Financial Tips for first Time Home Buyers

The great American dream of home ownership has long been the stuff legends are made of. In spite of the lagging economy in 2012, and record high mortgage foreclosures, home ownership is still a dream that is alive and well.

Due to the sluggish housing market, historically low mortgage interest rates, and the large number of single family homes currently flooding the housing market, now is an excellent time to become a homeowner.

Before you rush out and make an offer on the house of your dreams, there are a few things to keep in mind. First, an improving housing market is a sign the economy is getting better, but it isn’t in full swing yet. As a result, lenders have tightened the purse strings. Before they sign mortgage contracts with clients, they scrutinize their financial picture under strict guidelines adopted following the financial crash in 2008. One bump in your recent earnings or credit history can force prospective home buyers to postpone their dream a bit longer.

Unless prospective home buyers are independently wealthy and intend to pay cash for their new home, it is likely they will seek a loan from a bank, mortgage company, or credit union. The Home Buyers Institute is an excellent resource to help the first time home buyer wade through the loan process.

Before you approach a lender, take a long hard look at your finances. You should look at your monthly expenses and determine how much money you can afford to pay for your mortgage each month. Try to pay down existing debt such as credit card balances and student loans. Make sure your payments are paid on time. Late charges can be a sign of an unreliable borrower. If possible, keep your credit card balances no greater than one-third of your credit limit. Do not open any additional credit card accounts or buy a new car until you have the keys to your new home in your hands.

Remember loan officers will expect the buyer to have a minimum down payment of five percent of the selling price of the home they want to buy. Some lenders can require a minimum of 20 percent of the selling price for a down payment. To meet that criteria, it is best to save, save and save. 

Prospective home buyers need to do their research to learn about the different types of mortgages. Traditional mortgages are fixed-rate loans.
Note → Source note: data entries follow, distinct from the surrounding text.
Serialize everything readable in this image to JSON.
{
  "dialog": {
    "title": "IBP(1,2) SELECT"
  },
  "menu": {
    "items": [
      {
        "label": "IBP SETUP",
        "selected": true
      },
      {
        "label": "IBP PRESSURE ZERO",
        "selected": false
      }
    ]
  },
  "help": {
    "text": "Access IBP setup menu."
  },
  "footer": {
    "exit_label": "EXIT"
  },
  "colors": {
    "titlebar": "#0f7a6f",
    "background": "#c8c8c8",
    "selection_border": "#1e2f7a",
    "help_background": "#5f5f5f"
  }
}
That means if you borrow $100,000 with a 4.99 percent interest rate. That rate is set, or “fixed” for the life of the loan. Adjustable rate mortgages are exactly what their name implies. The rate you will pay on your loan will vary according to  the terms of you loan agreement. Most “ARMS” as they are called include a cap which prevents the rate from exceeding a predetermined limit. Other types of loans can include interest only loans where the buyer pays interest for the first portion of the loan. Bubble loans are another option that means payments  grow larger over the life of the loan so your last payment will be much bigger than your first.

One of the first things a mortgage broker will consider is employment history. A client who has a stable work history is considered a better candidate for a loan than someone who jumps from job-to-job or may have periods of unemployment on their work record. Lenders like to see two years of employment with the same company to demonstrate stable income. Credit scores are also critical in the loan approval process. Today most lenders want to see clients with a minimum credit score of 620, according to the Home Buyers Institute.

Another key element bankers consider during the loan application process is your debt to income ratio. They will look at what you earn and what you owe and decide if you can afford a mortgage. As a standard rule, loan officers want that ratio to be below 50 percent of your income.

Other considerations include making sure you have cash on hand to pay for the closing costs, That money covers realtor fees, taxes and other aspects associated with the house you will be calling home.

Walking through the mortgage quagmire can seem daunting. Take one item at a time and complete it before moving on to the next. Before you know it, you will be sitting at the closing table accepting the keys to your new home.